::: DATA TO EXAMINE
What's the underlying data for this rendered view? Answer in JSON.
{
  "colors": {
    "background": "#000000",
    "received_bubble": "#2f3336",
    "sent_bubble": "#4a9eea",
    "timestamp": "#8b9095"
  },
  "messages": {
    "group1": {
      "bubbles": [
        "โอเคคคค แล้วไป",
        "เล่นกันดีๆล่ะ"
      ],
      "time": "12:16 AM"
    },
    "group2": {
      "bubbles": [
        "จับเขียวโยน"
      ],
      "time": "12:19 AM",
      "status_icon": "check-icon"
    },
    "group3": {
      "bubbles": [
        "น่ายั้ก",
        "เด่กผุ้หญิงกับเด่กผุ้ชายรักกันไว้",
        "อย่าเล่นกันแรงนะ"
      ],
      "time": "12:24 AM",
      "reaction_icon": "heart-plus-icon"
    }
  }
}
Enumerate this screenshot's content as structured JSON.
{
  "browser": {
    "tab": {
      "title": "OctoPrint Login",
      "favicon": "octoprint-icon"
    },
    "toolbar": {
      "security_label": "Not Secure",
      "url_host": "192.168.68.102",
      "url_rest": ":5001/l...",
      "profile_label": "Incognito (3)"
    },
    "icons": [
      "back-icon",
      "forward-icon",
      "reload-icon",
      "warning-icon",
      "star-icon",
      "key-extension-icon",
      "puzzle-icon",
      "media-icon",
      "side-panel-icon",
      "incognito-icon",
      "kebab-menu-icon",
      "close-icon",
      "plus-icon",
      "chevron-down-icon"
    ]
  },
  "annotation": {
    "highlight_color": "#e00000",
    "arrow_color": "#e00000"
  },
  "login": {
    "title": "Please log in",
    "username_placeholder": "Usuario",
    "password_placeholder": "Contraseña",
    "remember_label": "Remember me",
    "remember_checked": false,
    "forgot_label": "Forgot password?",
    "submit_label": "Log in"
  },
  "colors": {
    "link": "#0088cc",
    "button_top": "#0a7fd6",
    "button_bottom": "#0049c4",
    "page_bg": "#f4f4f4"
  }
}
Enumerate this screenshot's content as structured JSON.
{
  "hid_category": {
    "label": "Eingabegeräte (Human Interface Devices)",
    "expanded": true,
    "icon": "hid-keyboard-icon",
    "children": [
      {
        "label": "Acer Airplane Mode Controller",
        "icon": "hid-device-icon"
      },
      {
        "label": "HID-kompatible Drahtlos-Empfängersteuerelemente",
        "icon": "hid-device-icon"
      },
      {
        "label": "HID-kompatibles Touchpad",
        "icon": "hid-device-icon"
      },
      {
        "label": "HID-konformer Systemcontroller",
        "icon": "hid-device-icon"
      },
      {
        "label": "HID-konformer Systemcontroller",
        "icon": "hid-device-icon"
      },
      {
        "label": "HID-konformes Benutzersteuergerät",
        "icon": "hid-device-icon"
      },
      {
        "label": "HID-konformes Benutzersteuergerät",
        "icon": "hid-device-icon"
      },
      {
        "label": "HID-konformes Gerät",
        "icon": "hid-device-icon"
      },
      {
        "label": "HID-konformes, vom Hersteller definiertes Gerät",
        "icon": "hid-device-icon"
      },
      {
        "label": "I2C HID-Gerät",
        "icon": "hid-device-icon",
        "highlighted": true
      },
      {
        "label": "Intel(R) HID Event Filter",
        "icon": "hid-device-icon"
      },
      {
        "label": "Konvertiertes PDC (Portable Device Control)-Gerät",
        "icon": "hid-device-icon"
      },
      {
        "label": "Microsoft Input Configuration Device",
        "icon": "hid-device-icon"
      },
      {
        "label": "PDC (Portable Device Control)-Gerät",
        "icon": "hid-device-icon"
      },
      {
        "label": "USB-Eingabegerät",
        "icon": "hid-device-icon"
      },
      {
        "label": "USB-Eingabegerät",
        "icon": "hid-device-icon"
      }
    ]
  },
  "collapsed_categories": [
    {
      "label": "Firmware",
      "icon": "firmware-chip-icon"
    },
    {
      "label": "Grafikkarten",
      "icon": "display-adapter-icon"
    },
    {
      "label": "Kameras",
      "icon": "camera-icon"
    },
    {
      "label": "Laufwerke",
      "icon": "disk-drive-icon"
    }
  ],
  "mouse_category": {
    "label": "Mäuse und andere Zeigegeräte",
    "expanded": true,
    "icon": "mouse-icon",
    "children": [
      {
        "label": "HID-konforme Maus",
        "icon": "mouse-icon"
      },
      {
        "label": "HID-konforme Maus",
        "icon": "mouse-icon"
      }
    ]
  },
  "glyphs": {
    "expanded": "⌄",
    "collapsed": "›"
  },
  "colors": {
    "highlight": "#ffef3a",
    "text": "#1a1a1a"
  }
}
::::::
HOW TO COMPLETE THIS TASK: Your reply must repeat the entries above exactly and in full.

ANSWER TO THE PROBLEM:
What's the underlying data for this rendered view? Answer in JSON.
{
  "colors": {
    "background": "#000000",
    "received_bubble": "#2f3336",
    "sent_bubble": "#4a9eea",
    "timestamp": "#8b9095"
  },
  "messages": {
    "group1": {
      "bubbles": [
        "โอเคคคค แล้วไป",
        "เล่นกันดีๆล่ะ"
      ],
      "time": "12:16 AM"
    },
    "group2": {
      "bubbles": [
        "จับเขียวโยน"
      ],
      "time": "12:19 AM",
      "status_icon": "check-icon"
    },
    "group3": {
      "bubbles": [
        "น่ายั้ก",
        "เด่กผุ้หญิงกับเด่กผุ้ชายรักกันไว้",
        "อย่าเล่นกันแรงนะ"
      ],
      "time": "12:24 AM",
      "reaction_icon": "heart-plus-icon"
    }
  }
}
Enumerate this screenshot's content as structured JSON.
{
  "browser": {
    "tab": {
      "title": "OctoPrint Login",
      "favicon": "octoprint-icon"
    },
    "toolbar": {
      "security_label": "Not Secure",
      "url_host": "192.168.68.102",
      "url_rest": ":5001/l...",
      "profile_label": "Incognito (3)"
    },
    "icons": [
      "back-icon",
      "forward-icon",
      "reload-icon",
      "warning-icon",
      "star-icon",
      "key-extension-icon",
      "puzzle-icon",
      "media-icon",
      "side-panel-icon",
      "incognito-icon",
      "kebab-menu-icon",
      "close-icon",
      "plus-icon",
      "chevron-down-icon"
    ]
  },
  "annotation": {
    "highlight_color": "#e00000",
    "arrow_color": "#e00000"
  },
  "login": {
    "title": "Please log in",
    "username_placeholder": "Usuario",
    "password_placeholder": "Contraseña",
    "remember_label": "Remember me",
    "remember_checked": false,
    "forgot_label": "Forgot password?",
    "submit_label": "Log in"
  },
  "colors": {
    "link": "#0088cc",
    "button_top": "#0a7fd6",
    "button_bottom": "#0049c4",
    "page_bg": "#f4f4f4"
  }
}
Enumerate this screenshot's content as structured JSON.
{
  "hid_category": {
    "label": "Eingabegeräte (Human Interface Devices)",
    "expanded": true,
    "icon": "hid-keyboard-icon",
    "children": [
      {
        "label": "Acer Airplane Mode Controller",
        "icon": "hid-device-icon"
      },
      {
        "label": "HID-kompatible Drahtlos-Empfängersteuerelemente",
        "icon": "hid-device-icon"
      },
      {
        "label": "HID-kompatibles Touchpad",
        "icon": "hid-device-icon"
      },
      {
        "label": "HID-konformer Systemcontroller",
        "icon": "hid-device-icon"
      },
      {
        "label": "HID-konformer Systemcontroller",
        "icon": "hid-device-icon"
      },
      {
        "label": "HID-konformes Benutzersteuergerät",
        "icon": "hid-device-icon"
      },
      {
        "label": "HID-konformes Benutzersteuergerät",
        "icon": "hid-device-icon"
      },
      {
        "label": "HID-konformes Gerät",
        "icon": "hid-device-icon"
      },
      {
        "label": "HID-konformes, vom Hersteller definiertes Gerät",
        "icon": "hid-device-icon"
      },
      {
        "label": "I2C HID-Gerät",
        "icon": "hid-device-icon",
        "highlighted": true
      },
      {
        "label": "Intel(R) HID Event Filter",
        "icon": "hid-device-icon"
      },
      {
        "label": "Konvertiertes PDC (Portable Device Control)-Gerät",
        "icon": "hid-device-icon"
      },
      {
        "label": "Microsoft Input Configuration Device",
        "icon": "hid-device-icon"
      },
      {
        "label": "PDC (Portable Device Control)-Gerät",
        "icon": "hid-device-icon"
      },
      {
        "label": "USB-Eingabegerät",
        "icon": "hid-device-icon"
      },
      {
        "label": "USB-Eingabegerät",
        "icon": "hid-device-icon"
      }
    ]
  },
  "collapsed_categories": [
    {
      "label": "Firmware",
      "icon": "firmware-chip-icon"
    },
    {
      "label": "Grafikkarten",
      "icon": "display-adapter-icon"
    },
    {
      "label": "Kameras",
      "icon": "camera-icon"
    },
    {
      "label": "Laufwerke",
      "icon": "disk-drive-icon"
    }
  ],
  "mouse_category": {
    "label": "Mäuse und andere Zeigegeräte",
    "expanded": true,
    "icon": "mouse-icon",
    "children": [
      {
        "label": "HID-konforme Maus",
        "icon": "mouse-icon"
      },
      {
        "label": "HID-konforme Maus",
        "icon": "mouse-icon"
      }
    ]
  },
  "glyphs": {
    "expanded": "⌄",
    "collapsed": "›"
  },
  "colors": {
    "highlight": "#ffef3a",
    "text": "#1a1a1a"
  }
}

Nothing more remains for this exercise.